** Work item **
When a line below holds the string "JSON", show that line.

** Exercise input **

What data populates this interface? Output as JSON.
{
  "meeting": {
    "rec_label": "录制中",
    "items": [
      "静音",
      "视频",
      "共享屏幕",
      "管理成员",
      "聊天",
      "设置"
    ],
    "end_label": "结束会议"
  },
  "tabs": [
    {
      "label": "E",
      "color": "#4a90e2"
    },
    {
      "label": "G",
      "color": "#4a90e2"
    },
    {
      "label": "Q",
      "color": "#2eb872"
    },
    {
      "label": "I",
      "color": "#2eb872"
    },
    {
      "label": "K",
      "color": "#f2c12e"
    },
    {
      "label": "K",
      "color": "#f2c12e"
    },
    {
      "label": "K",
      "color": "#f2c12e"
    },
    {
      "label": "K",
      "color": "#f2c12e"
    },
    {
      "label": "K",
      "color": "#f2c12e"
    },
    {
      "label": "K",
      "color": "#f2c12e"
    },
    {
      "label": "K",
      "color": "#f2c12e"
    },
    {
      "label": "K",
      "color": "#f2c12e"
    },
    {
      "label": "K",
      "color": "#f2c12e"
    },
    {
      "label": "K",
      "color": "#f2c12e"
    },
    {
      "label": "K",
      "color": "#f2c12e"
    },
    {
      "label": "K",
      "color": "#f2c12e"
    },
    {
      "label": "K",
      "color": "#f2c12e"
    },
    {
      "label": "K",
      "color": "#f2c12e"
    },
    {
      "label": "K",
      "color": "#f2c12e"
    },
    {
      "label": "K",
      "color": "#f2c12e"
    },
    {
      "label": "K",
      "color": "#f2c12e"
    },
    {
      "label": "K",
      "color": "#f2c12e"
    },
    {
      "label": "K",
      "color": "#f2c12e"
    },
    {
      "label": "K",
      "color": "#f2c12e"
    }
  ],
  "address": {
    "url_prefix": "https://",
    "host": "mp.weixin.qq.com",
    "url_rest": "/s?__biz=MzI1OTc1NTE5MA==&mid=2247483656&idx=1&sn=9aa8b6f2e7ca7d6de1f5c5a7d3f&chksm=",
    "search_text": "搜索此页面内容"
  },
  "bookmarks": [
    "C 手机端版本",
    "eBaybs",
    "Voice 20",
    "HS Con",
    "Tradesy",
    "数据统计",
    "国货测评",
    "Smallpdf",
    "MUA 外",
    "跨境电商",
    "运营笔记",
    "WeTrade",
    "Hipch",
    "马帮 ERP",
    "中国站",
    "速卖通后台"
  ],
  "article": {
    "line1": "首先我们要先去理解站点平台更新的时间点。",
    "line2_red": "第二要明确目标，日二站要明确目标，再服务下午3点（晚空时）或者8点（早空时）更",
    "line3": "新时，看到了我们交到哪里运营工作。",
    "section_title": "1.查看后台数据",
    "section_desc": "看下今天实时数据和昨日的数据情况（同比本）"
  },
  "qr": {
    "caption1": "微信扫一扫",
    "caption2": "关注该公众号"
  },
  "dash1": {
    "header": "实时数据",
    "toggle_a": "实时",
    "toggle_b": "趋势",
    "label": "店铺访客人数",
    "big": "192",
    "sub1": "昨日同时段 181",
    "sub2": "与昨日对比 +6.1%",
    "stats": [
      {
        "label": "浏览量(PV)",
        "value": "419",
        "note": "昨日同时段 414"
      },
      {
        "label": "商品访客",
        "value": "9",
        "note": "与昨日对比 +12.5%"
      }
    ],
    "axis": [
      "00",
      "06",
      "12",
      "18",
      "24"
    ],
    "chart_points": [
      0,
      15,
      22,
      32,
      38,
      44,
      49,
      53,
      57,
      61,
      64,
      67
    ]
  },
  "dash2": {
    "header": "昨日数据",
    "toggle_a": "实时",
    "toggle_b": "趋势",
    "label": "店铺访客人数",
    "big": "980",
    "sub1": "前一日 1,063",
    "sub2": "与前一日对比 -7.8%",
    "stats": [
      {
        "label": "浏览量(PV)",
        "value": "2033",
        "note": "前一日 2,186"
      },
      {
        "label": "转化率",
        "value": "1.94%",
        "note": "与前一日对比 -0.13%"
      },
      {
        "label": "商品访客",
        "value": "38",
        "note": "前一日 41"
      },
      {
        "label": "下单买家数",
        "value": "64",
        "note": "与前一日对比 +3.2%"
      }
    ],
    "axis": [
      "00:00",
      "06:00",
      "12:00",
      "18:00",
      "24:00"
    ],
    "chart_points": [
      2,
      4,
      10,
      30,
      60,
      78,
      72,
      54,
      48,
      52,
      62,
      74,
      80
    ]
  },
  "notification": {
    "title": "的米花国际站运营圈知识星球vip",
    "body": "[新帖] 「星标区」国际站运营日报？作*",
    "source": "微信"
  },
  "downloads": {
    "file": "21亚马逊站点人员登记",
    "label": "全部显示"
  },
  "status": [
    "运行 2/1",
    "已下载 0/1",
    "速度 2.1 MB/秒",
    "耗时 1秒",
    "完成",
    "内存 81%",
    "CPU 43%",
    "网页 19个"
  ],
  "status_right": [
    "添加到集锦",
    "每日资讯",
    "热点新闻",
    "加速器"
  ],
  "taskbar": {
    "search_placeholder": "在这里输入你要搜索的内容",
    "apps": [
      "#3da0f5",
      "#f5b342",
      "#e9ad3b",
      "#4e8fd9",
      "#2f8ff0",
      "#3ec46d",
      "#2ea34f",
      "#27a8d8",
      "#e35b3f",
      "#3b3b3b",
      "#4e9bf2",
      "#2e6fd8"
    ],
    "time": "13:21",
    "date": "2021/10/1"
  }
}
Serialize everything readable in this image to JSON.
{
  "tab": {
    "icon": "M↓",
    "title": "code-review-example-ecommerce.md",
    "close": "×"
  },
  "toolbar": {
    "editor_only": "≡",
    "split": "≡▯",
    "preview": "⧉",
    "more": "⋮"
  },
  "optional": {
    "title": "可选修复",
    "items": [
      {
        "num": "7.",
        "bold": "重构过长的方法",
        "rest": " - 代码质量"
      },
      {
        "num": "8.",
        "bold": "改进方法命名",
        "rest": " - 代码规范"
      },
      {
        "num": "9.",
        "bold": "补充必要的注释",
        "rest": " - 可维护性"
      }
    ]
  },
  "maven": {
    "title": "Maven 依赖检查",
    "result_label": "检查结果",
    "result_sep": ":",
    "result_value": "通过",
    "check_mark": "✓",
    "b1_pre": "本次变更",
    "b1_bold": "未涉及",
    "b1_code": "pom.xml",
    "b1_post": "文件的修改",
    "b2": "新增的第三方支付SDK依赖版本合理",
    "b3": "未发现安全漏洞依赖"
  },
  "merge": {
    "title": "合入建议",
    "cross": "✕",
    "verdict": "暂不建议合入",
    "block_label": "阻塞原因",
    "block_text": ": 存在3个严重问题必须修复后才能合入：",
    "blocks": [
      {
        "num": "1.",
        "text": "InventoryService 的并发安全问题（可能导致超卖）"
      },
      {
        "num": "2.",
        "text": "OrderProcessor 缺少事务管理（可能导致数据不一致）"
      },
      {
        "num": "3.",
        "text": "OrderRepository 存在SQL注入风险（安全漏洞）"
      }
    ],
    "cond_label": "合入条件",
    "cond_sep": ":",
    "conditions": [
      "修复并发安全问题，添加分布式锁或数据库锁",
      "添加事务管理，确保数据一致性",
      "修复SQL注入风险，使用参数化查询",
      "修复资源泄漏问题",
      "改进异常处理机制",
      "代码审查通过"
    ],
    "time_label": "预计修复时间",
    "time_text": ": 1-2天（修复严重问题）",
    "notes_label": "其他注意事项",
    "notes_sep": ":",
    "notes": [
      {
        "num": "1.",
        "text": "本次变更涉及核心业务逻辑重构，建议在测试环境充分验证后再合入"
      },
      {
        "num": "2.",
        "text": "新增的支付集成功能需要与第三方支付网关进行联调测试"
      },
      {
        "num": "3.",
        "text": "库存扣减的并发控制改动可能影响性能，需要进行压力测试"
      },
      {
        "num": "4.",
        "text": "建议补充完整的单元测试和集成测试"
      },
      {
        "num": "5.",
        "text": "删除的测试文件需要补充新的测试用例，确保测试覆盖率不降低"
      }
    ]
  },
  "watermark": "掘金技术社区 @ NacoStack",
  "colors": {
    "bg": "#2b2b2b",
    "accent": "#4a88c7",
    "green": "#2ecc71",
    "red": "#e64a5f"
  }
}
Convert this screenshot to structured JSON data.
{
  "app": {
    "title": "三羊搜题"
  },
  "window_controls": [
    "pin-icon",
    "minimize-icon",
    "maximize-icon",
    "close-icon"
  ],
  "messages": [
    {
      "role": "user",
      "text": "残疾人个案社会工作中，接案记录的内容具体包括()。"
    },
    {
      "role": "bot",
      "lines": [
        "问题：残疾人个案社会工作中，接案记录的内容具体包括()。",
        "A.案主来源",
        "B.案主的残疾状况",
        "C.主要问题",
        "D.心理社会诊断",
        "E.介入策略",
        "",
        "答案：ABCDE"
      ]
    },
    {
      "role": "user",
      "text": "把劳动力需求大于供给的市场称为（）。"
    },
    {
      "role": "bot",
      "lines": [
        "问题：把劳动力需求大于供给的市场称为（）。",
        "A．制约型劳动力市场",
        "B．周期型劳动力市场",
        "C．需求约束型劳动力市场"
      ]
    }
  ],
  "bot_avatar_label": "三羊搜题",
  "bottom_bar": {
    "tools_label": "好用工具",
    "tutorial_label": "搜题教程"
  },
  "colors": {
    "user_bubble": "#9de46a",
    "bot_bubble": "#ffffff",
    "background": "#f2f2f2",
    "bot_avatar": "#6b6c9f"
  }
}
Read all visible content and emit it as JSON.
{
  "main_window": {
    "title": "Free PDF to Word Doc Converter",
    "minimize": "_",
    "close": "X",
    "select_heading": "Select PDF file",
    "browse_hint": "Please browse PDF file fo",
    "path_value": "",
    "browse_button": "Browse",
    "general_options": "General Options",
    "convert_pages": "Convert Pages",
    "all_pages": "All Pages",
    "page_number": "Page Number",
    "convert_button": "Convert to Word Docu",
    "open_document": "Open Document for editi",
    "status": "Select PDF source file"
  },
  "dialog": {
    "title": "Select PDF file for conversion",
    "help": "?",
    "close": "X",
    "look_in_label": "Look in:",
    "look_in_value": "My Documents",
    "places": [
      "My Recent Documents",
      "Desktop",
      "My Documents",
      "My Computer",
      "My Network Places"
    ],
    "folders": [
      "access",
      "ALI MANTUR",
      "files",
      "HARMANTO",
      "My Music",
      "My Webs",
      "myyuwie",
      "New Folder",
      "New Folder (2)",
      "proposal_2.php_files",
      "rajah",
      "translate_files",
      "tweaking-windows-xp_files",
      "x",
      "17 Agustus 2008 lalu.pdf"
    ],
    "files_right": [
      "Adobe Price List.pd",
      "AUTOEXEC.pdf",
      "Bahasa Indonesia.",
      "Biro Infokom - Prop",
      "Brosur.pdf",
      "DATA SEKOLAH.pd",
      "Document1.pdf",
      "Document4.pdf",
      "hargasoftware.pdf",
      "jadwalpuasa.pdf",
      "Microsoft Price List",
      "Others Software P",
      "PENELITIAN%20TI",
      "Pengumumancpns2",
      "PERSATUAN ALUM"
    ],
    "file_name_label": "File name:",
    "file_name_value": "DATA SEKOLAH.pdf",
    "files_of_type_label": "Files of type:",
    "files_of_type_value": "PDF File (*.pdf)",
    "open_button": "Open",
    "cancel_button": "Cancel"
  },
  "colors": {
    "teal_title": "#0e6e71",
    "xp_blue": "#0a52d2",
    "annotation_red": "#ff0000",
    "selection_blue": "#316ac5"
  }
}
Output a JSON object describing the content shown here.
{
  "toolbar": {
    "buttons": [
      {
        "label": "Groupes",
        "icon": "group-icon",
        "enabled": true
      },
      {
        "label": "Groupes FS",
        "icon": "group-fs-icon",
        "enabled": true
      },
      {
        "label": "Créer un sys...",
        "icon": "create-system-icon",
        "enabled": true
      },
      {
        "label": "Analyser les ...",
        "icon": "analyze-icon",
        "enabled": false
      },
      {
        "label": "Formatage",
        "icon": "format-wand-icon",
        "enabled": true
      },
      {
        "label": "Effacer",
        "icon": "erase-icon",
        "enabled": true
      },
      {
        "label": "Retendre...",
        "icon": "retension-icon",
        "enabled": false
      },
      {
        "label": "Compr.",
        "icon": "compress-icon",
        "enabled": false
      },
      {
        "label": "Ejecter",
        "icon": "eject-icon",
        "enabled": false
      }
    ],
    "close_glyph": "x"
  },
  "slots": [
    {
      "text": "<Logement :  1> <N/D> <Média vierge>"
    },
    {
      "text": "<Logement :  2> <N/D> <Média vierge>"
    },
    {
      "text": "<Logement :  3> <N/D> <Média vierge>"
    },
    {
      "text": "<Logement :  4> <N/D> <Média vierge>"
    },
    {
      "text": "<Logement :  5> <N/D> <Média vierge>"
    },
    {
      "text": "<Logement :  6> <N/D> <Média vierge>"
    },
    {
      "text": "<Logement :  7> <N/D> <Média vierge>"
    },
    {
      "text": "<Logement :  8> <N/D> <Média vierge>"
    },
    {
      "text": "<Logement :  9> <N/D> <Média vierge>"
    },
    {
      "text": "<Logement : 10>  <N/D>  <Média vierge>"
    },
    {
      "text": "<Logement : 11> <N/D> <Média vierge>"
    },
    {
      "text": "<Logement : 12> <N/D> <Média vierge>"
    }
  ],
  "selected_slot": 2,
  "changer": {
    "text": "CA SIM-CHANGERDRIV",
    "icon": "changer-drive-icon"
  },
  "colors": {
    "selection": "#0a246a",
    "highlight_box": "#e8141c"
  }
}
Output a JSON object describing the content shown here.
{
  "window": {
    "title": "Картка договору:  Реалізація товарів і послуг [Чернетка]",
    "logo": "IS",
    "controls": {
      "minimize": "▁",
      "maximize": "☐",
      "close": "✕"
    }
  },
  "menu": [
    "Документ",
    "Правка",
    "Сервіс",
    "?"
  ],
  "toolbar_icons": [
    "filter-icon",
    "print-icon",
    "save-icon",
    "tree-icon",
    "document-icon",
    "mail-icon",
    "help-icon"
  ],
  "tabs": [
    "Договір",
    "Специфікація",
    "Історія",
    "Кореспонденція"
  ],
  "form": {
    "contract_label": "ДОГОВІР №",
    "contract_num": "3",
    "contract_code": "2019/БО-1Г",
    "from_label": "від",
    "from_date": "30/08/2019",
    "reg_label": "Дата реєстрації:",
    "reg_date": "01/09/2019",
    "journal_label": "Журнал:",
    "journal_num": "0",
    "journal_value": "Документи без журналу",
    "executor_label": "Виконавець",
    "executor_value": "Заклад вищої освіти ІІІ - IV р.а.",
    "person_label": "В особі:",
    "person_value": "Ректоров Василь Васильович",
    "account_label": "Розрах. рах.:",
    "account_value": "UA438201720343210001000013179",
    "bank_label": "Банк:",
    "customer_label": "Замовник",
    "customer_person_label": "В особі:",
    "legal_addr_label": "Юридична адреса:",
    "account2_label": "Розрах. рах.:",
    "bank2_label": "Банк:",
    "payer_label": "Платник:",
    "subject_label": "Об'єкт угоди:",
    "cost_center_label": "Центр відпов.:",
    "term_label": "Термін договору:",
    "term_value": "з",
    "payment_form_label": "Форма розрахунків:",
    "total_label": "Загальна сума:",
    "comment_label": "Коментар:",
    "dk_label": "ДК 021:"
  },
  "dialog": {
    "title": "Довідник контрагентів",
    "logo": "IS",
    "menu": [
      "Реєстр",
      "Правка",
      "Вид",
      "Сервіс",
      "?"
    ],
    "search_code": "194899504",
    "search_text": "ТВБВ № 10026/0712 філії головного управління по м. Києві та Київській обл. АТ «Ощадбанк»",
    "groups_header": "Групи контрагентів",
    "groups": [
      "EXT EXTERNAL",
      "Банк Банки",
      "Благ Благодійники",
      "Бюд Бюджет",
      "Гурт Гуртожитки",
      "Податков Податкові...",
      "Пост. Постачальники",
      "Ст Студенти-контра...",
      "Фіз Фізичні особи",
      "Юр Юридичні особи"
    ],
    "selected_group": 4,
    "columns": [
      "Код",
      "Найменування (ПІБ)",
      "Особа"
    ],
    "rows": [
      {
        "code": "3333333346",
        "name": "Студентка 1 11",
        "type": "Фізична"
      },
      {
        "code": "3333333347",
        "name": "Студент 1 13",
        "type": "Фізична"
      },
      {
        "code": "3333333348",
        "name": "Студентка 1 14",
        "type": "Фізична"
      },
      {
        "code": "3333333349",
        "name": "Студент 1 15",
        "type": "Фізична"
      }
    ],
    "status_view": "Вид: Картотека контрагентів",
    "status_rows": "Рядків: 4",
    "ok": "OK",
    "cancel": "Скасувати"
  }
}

** Solution for this task **
What data populates this interface? Output as JSON.
Serialize everything readable in this image to JSON.
Convert this screenshot to structured JSON data.
Read all visible content and emit it as JSON.
Output a JSON object describing the content shown here.
Output a JSON object describing the content shown here.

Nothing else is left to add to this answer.